  • Find an ally within work. Maybe this is someone who is also queer, or maybe someone who has a gay child. If you want to come out at work but are nervous, doing so by slowly building up your close support circle can give you a sense of safety, and you know there are people in your office who have your back.
  • Seek support outside of work. Find your local LGBTQ community center and attend their coming out support discussion groups. Many major cities have Gay and Lesbian Chambers of Commerce that can provide resources for those in business. Find profession-based LGBT groups like the LGBT Bar Association, or LGBT caucuses within professional organizations. All of these resources can connect you with other queer professionals who know what you’re going through and can provide guidance and support.

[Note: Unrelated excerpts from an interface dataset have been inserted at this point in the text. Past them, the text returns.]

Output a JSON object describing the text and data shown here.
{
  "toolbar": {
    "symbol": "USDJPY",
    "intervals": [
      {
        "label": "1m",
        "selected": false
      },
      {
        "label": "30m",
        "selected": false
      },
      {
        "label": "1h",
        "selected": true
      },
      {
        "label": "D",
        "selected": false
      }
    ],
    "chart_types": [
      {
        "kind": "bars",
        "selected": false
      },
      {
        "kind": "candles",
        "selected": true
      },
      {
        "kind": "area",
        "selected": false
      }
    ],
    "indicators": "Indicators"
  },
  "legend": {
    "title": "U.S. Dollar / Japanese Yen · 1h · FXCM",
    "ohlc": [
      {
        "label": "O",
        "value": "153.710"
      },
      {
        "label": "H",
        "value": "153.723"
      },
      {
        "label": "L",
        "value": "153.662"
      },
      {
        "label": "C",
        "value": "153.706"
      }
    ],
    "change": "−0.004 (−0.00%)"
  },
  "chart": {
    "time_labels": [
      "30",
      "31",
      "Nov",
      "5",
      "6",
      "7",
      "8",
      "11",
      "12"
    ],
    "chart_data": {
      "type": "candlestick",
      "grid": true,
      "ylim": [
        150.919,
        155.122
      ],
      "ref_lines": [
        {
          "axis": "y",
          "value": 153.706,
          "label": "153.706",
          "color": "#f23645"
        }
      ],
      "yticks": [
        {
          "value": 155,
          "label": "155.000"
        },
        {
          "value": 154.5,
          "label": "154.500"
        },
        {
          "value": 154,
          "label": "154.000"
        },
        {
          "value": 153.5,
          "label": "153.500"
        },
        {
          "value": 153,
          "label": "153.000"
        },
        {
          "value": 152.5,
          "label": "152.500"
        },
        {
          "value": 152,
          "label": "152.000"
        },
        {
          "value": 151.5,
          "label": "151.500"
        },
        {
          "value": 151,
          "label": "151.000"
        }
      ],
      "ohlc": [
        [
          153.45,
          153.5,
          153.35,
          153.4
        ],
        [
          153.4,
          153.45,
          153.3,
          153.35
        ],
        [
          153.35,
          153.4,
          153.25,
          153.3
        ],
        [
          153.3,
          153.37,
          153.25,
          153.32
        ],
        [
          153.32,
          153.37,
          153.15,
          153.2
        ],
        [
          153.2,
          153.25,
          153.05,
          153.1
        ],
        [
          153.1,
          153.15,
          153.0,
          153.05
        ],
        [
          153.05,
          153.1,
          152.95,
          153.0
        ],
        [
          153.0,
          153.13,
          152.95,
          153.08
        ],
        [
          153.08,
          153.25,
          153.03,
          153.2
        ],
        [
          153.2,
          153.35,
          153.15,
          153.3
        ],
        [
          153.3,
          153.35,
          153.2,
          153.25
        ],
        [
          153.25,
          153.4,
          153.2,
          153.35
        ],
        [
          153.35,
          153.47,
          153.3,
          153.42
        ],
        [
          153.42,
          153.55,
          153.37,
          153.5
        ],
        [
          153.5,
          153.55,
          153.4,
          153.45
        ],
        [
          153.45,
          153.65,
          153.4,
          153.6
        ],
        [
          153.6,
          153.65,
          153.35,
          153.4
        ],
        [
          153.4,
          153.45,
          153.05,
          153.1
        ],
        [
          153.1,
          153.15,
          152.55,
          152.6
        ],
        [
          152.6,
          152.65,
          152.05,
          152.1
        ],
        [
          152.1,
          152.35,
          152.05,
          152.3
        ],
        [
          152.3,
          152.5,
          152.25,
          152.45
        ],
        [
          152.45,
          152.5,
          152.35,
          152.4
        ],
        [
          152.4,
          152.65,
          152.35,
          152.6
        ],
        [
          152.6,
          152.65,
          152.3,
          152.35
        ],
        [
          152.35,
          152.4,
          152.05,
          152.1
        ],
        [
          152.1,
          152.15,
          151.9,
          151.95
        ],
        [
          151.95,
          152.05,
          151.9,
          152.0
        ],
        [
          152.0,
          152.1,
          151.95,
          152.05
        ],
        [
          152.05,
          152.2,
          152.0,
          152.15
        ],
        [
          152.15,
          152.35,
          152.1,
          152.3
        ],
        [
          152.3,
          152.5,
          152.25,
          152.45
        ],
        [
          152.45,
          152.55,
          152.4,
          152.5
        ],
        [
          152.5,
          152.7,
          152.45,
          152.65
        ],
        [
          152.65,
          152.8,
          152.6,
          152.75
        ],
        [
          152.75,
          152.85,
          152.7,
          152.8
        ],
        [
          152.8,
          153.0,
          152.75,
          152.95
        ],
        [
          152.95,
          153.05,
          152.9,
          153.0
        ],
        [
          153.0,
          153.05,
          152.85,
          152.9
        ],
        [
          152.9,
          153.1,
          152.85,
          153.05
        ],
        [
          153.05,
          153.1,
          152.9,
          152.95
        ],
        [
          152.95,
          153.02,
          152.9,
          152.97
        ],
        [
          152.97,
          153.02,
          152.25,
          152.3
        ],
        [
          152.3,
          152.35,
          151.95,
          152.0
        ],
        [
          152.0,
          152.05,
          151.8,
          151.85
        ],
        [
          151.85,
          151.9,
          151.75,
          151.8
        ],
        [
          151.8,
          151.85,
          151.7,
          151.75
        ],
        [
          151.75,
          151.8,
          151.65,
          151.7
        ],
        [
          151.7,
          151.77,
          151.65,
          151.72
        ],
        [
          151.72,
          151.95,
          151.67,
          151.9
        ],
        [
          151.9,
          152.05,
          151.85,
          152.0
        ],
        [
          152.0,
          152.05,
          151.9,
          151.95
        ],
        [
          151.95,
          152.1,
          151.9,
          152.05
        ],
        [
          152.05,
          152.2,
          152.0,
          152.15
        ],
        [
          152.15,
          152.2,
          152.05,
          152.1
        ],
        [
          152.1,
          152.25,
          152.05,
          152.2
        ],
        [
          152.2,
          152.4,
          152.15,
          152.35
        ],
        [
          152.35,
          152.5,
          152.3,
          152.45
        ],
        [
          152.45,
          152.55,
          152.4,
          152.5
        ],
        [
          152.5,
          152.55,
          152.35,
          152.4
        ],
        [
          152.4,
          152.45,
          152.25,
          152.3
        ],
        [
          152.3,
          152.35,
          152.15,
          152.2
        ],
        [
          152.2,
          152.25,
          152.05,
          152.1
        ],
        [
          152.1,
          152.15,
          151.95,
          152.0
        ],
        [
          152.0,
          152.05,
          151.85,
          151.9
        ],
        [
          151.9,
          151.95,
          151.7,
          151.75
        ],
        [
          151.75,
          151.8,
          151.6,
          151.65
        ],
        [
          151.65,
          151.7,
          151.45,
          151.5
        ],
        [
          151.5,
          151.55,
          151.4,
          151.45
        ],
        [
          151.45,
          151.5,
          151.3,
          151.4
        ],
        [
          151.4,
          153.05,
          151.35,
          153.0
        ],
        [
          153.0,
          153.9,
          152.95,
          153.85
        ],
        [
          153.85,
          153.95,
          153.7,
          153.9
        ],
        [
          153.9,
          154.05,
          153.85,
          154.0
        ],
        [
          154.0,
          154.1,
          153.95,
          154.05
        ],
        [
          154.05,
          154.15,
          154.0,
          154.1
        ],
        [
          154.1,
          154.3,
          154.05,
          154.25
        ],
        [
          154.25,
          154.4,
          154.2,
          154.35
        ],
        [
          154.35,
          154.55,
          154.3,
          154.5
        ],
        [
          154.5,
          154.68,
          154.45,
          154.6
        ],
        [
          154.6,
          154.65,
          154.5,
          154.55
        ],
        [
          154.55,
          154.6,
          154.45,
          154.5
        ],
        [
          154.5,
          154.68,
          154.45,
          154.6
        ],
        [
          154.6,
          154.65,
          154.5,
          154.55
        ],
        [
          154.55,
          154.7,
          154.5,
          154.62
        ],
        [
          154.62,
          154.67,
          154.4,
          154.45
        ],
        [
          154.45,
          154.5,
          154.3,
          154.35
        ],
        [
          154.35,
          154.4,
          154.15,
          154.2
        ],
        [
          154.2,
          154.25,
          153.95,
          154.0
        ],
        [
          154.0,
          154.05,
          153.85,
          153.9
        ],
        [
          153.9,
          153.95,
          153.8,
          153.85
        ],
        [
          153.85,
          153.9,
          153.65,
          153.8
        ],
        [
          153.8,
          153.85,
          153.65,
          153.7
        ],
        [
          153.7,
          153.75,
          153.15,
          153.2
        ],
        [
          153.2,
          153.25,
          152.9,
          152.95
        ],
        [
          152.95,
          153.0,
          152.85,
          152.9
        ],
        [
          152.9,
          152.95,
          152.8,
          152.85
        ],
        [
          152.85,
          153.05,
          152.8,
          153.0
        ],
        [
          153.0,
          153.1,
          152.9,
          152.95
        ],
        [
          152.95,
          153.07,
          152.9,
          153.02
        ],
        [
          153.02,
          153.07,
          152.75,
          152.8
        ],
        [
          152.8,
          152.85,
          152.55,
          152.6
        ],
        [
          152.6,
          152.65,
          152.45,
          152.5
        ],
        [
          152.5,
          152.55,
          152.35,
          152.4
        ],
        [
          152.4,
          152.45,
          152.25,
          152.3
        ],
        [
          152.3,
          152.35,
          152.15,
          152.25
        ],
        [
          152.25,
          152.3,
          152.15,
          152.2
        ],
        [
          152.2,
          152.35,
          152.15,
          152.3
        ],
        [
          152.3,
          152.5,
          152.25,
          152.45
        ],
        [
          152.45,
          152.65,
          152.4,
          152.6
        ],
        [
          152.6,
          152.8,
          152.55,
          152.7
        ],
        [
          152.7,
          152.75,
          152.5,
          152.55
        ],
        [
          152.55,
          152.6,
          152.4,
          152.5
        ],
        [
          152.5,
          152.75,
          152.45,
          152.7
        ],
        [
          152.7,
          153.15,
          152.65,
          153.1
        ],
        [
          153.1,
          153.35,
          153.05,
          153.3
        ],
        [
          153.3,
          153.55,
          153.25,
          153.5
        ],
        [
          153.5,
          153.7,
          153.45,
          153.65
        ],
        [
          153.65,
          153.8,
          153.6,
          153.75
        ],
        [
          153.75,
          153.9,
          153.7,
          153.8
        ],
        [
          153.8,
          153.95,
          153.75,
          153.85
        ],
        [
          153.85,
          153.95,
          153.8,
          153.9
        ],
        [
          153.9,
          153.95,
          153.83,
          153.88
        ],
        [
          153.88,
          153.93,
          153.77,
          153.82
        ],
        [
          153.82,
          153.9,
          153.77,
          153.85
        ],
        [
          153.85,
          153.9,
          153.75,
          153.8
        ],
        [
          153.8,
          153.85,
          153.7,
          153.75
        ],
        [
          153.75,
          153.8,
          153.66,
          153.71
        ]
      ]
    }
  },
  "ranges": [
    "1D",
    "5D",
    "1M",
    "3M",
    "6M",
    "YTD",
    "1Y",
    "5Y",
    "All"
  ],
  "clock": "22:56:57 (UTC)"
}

  • Finally – and most importantly: Know that you don’t have to be out at work for your identity to be valid. Coming out at work is not required. Straight or gay, many people purposefully keep their private life private and separate from work. While existing in a heteronormative society means everyone is assumed straight by default, what you chose to share with your employer and colleagues is a wholly personal decision. However you identify, you are valid and loved regardless of how and when you share your identity.

Anything I missed? Share your experiences or words of affirmation in the comments below!

Allison Punch is a Washington D.C.-based writer and Member Success Associate at Devex, the media platform for the global development community. Allison works with global development organizations large and small and manages Devex’s University Membership, working with universities to provide their students with the best practical advice on careers in global development. She was the recipient of the Deacon Maccubin Young Writer’s Award in Prose at the 2016 OutWrite LGBT Book Fair, and graduated from the University of Michigan in 2014.